• _WORK REQUEST_
Copy out each line of the data that holds the string "April".

• _EXCERPTED DATA_

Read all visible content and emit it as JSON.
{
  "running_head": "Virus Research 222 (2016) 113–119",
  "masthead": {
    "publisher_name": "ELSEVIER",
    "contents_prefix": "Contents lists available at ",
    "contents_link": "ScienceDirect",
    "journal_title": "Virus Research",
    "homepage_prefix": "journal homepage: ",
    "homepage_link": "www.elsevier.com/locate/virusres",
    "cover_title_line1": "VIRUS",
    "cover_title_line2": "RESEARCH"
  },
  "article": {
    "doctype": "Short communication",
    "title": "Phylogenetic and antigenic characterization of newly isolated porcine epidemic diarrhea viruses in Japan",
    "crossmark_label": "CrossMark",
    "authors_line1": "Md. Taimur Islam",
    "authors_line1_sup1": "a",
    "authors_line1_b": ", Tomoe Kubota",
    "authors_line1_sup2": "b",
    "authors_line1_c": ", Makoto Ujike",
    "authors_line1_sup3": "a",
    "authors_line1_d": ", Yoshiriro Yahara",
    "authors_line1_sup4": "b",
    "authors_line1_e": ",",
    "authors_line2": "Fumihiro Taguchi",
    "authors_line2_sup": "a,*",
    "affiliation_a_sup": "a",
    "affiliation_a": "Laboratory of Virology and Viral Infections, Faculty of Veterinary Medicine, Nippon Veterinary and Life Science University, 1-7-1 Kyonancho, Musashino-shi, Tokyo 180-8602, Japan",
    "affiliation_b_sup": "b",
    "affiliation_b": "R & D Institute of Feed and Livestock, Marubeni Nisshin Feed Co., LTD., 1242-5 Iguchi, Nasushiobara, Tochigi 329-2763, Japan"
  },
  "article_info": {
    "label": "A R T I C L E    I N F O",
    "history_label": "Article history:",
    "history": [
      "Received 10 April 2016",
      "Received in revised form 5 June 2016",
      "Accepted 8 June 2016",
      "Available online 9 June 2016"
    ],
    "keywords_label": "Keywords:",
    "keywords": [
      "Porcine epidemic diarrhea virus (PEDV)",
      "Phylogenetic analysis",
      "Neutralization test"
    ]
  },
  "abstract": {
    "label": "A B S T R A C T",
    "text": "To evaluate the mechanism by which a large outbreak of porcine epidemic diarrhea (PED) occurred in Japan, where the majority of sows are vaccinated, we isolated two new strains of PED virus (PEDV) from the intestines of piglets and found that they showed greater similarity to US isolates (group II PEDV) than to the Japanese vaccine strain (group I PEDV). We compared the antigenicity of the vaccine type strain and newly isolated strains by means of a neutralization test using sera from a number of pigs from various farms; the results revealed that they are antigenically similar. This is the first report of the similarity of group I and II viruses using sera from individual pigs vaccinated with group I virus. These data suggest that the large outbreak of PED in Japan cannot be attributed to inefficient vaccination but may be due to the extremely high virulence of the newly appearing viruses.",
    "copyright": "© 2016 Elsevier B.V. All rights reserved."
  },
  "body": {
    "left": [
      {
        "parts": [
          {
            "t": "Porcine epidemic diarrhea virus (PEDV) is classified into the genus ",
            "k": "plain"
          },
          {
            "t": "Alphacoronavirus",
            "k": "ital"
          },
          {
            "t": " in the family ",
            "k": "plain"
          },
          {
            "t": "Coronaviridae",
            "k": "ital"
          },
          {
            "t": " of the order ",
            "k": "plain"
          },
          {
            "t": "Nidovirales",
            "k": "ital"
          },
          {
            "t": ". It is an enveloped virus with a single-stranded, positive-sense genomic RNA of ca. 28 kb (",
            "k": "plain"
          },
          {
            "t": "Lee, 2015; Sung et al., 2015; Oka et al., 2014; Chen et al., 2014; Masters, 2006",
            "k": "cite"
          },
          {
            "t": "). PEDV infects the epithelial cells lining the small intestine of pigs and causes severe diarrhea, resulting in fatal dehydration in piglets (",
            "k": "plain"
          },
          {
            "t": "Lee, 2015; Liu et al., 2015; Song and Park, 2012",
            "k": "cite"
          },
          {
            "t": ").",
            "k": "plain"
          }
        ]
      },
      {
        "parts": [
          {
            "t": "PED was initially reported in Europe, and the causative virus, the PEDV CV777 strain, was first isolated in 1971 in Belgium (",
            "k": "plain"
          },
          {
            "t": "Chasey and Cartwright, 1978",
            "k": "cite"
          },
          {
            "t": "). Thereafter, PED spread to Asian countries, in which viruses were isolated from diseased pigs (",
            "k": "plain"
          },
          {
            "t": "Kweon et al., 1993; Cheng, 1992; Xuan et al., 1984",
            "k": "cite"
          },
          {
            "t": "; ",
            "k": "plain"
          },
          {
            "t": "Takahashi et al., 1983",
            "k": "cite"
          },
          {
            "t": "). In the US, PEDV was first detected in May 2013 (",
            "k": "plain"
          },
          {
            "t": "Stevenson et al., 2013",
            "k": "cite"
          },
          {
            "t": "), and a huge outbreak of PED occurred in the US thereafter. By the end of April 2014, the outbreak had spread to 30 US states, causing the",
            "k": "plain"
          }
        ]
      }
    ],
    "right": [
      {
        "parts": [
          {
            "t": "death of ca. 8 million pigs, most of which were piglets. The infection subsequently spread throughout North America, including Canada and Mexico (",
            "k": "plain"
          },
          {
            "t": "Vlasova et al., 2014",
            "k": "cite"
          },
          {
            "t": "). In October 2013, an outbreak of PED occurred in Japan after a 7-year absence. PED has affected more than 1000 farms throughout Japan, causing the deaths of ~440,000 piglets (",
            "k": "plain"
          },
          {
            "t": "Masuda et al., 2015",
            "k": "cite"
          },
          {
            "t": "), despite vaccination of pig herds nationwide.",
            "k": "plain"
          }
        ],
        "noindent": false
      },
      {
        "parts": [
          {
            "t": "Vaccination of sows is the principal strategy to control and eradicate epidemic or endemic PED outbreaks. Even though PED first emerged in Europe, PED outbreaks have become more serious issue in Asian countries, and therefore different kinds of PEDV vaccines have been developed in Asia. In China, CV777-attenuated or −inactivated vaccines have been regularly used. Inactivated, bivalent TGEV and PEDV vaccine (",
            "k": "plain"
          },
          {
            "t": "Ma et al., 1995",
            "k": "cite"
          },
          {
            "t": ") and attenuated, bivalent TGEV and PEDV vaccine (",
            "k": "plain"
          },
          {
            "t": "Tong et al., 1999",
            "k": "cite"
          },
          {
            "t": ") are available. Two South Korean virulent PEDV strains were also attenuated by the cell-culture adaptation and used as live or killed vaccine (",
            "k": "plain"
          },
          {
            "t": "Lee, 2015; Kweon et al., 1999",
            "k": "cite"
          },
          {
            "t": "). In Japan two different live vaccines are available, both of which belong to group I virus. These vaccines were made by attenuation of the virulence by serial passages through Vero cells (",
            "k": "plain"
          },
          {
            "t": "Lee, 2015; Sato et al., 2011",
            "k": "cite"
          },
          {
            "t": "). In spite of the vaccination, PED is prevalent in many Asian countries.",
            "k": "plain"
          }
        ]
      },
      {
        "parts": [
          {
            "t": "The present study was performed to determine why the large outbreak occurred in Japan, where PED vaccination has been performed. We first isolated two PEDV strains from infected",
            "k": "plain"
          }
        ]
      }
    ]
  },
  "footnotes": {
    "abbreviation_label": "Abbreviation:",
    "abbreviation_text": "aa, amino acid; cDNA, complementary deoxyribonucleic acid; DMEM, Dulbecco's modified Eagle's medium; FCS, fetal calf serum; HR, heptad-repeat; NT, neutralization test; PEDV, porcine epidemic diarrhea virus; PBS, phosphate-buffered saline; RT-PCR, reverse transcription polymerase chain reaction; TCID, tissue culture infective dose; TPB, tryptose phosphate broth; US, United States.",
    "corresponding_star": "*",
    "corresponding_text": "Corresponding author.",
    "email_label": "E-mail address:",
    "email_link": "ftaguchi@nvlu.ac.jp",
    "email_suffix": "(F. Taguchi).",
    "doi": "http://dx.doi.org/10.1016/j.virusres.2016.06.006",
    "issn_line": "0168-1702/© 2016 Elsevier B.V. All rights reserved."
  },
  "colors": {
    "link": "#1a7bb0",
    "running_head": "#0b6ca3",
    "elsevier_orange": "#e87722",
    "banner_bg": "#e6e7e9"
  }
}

• _RESPONSE FOR THIS EXERCISE_
      "Received 10 April 2016",
            "t": "), and a huge outbreak of PED occurred in the US thereafter. By the end of April 2014, the outbreak had spread to 30 US states, causing the",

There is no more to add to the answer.